*How to complete this task*
Check the records below line by line for the string "description". Give the number of lines that contain it and nothing else.

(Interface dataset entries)
——

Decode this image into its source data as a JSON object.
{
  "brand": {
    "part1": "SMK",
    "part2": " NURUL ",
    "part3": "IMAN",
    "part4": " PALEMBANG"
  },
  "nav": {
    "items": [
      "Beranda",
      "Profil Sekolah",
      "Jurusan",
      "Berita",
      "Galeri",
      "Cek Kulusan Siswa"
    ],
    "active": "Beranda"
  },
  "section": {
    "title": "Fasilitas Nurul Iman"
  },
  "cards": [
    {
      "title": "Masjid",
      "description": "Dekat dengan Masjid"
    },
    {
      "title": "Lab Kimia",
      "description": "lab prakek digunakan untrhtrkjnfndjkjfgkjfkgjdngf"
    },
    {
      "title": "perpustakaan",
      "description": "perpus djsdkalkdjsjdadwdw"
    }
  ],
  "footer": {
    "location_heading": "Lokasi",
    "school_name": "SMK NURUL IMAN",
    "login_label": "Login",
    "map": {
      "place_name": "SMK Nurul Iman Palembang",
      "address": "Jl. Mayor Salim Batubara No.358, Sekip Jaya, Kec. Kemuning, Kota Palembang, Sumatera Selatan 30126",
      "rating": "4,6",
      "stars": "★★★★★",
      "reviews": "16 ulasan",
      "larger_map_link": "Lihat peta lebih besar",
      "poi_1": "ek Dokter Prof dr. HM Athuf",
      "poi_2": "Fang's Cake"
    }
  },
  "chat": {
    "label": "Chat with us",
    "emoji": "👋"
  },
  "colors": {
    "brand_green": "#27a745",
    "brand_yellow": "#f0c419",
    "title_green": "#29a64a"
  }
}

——

*Task response*
3